The Maryland U.S. Attorney’s office, the Maryland attorney general, the state police and Baltimore Police, as well as local state’s attorneys, have long had a working partnership in busting organized drug rings and the vicious MS-13 gangs.
And – Nixon again – and this time his minister of justice, John Mitchell, sometime in the late 1960’s or early 1970s, established a federal strike force in Baltimore to ferret out the Mafia and associated organized crime. They were laughed out of town. There was no Mafia in Baltimore because the local cops were paid off to keep the mob out. (The bungled effort is lightly fictionalized in my novel, “Hooked.”)
And Maryland has a long history of a military presence during times of civil strife and unrest.
The most recent example was, of course, during the riots five years ago. Following the death of Freddie Gray while in the custody of police, National Guard troops, State Police joined city cops in occupying huge swaths of the city to tamp down violence and protect property.

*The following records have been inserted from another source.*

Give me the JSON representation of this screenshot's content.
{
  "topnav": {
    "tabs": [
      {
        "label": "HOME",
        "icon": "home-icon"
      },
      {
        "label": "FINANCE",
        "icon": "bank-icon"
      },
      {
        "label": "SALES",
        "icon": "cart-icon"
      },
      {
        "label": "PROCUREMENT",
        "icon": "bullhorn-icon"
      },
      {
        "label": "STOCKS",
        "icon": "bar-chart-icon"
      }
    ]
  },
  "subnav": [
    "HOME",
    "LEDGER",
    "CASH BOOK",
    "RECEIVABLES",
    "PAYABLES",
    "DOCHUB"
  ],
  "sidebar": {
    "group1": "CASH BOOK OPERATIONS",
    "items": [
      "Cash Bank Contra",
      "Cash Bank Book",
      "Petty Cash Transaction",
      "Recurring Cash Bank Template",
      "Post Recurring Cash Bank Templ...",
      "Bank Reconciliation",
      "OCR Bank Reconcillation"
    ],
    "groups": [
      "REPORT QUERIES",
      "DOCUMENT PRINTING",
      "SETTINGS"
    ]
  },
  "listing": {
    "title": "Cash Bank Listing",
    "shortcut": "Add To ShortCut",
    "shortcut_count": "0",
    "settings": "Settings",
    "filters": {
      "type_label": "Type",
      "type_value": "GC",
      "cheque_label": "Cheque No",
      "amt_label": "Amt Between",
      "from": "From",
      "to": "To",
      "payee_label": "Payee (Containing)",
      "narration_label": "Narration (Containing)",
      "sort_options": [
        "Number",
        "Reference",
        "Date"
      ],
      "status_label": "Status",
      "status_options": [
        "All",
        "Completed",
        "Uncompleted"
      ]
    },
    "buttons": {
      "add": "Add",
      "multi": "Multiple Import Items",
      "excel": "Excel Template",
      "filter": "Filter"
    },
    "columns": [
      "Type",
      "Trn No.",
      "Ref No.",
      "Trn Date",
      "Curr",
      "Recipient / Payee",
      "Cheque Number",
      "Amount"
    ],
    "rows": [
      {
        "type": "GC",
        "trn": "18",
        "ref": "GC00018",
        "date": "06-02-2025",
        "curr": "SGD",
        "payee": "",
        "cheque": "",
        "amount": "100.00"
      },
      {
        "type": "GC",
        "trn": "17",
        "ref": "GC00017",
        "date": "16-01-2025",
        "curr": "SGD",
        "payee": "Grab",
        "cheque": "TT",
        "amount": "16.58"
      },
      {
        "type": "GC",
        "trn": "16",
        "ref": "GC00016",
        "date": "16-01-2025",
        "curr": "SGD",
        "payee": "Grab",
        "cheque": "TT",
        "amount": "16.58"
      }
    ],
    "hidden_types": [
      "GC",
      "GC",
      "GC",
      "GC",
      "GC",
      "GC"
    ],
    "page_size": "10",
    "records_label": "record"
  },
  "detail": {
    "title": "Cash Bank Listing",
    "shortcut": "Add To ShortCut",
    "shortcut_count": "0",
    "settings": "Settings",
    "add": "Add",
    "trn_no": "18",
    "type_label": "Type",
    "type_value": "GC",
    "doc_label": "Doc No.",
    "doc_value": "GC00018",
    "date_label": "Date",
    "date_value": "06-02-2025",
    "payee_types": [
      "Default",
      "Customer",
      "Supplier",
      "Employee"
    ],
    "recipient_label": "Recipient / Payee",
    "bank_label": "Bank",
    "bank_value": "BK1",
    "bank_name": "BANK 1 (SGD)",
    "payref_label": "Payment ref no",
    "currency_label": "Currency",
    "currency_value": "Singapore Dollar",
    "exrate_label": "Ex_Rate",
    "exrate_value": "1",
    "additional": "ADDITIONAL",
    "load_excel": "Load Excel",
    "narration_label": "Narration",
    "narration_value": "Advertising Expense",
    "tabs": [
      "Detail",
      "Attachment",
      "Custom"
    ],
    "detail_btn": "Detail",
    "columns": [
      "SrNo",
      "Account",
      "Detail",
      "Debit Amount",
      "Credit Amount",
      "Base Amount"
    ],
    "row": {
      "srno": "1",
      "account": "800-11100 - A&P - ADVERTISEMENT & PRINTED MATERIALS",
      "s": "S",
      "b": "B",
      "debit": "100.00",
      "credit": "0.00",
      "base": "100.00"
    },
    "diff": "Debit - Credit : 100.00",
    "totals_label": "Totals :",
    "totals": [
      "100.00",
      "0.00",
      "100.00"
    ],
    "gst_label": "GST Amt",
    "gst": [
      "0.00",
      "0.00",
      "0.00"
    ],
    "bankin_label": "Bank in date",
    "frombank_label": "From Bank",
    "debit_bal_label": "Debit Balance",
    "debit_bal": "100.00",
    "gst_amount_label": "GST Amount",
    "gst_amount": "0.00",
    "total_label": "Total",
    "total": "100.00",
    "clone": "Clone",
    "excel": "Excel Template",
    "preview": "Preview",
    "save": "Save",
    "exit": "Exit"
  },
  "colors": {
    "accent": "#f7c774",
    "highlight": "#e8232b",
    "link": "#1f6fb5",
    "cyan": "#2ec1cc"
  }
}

Flipping the calendar backwards, the National Guard occupied the city of Cambridge on and off for two years, using tear gas to quell nightly marches to Race Street, the line of demarcation between the Eastern Shore city’s Black and white neighborhoods.
During the riots following the assassination of Dr. Martin Luther King Jr., in April 1968, Baltimore was a city in flames and under siege, as were many others. National Guard troops patrolled city streets and Baltimore was literally sealed off and access in or out was prohibited without a valid reason.
On another occasion in early 1969 or 1970, another riot took place when Thomas D’Alesandro 3d was mayor of Baltimore. D’Alesandro bivouacked at the city’s Fifth Regiment Armory with other state and local officials where he broke down crying under the stress of the carnage in his city.
During the same period, National Guard troops occupied the University of Maryland Campus at College Park for nearly two years to preserve peace and calm after a series of anti-war and pro-civil rights riots that left students injured and serious damage to college property.
And Maryland, through the 70s, was the direct route for marchers to the nation’s capital to protest and demonstrate against the many causes du jour. Each occasion required police and/or national guard escort to guarantee safe passage until the marchers cleared the state.
And, of course, for added security, Baltimore now has the aerial eye-in-the-sky wide-angle lens that can gulp nearly a third of the city’s 84 square miles in one click of the shutter. It can do the work of a thousand shock troops in the blink of an eye.
So while Hogan and election officials quarrel over the method(s) and the cost of how Marylanders will vote in November, let’s add to the mix the question of what Hogan will do if Trump’s goons park at polling places in, say, Baltimore City and Prince George’s County. Will Hogan call out the National Guard for a chase or a shoot-out?